To do => Out of all the lines below, count those with the word "测试邮件发送". Give the number only.
-- Supplied records follows --
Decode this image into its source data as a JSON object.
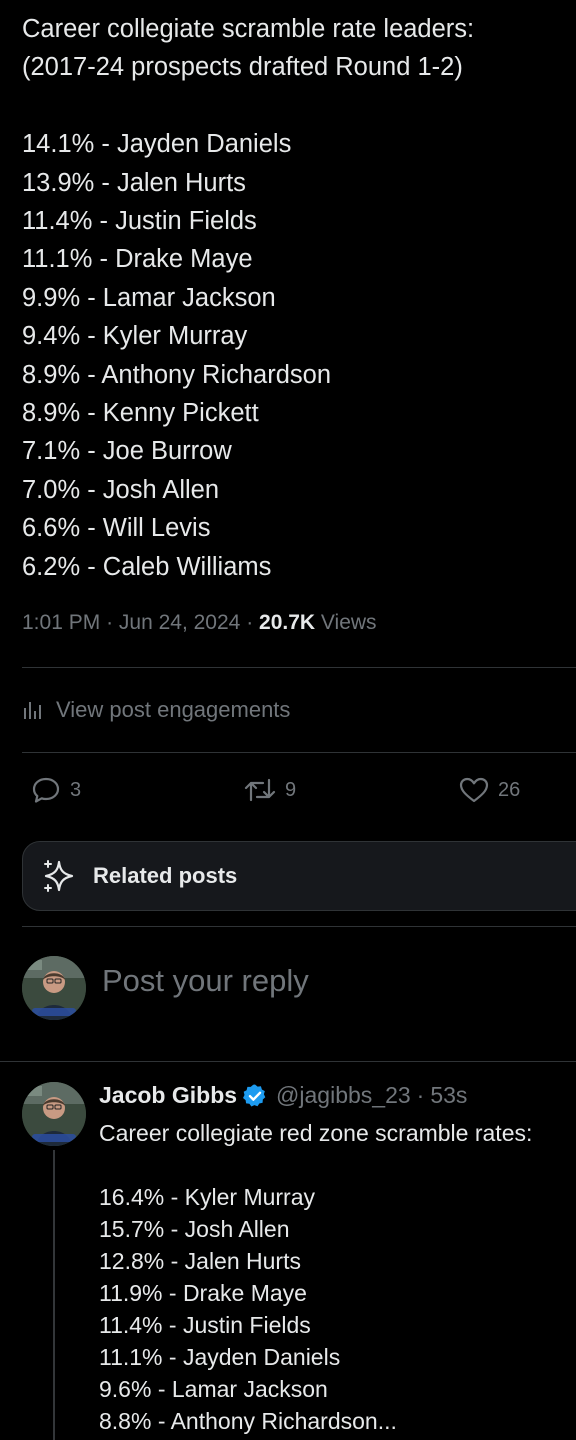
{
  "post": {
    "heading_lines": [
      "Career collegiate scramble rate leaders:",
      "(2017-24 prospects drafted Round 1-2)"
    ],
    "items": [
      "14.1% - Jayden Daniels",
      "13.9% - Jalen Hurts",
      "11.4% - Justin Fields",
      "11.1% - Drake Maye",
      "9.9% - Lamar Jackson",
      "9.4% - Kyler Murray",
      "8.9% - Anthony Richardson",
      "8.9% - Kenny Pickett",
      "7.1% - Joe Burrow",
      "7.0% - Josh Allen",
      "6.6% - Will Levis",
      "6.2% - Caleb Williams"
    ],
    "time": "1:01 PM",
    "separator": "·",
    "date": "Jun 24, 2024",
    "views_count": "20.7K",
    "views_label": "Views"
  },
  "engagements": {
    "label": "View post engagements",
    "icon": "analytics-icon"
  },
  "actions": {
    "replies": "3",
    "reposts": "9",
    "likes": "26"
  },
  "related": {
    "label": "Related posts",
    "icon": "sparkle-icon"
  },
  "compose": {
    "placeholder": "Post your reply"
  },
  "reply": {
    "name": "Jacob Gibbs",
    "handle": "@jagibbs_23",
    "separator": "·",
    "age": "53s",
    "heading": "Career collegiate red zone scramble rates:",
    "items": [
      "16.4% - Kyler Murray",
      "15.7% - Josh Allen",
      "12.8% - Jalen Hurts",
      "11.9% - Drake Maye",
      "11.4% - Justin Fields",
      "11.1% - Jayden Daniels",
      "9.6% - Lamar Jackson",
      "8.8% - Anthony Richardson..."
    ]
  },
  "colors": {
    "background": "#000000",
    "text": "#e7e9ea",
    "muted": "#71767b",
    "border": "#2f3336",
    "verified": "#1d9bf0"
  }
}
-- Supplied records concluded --
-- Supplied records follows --
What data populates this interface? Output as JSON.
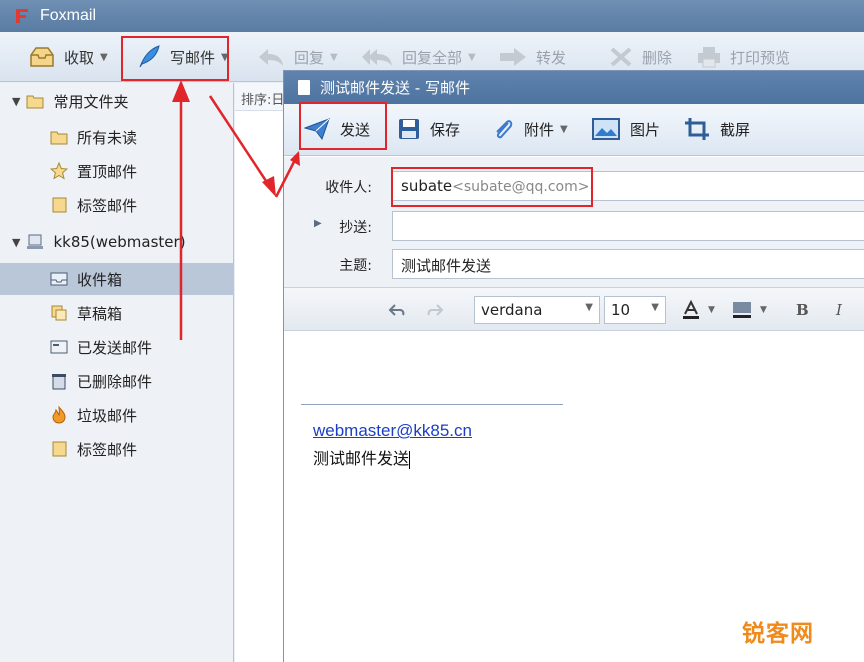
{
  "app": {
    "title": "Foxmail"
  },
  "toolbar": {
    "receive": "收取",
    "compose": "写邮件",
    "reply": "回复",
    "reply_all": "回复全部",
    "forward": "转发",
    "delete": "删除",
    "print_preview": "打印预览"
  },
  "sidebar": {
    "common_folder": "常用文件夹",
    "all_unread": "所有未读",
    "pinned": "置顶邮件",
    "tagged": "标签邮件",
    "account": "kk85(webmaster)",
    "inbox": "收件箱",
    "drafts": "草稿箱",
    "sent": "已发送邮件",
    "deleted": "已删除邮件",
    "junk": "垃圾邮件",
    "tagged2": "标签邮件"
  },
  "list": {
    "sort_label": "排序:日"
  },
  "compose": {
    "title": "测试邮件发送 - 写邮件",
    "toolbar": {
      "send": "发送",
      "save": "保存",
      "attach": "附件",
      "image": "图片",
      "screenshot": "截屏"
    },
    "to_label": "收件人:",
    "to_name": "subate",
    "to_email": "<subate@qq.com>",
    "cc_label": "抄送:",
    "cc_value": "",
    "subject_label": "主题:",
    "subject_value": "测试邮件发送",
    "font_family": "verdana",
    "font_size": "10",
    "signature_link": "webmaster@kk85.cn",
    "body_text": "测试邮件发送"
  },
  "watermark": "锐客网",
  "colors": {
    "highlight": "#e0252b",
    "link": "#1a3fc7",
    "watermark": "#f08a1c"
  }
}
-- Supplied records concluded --
Result below => 3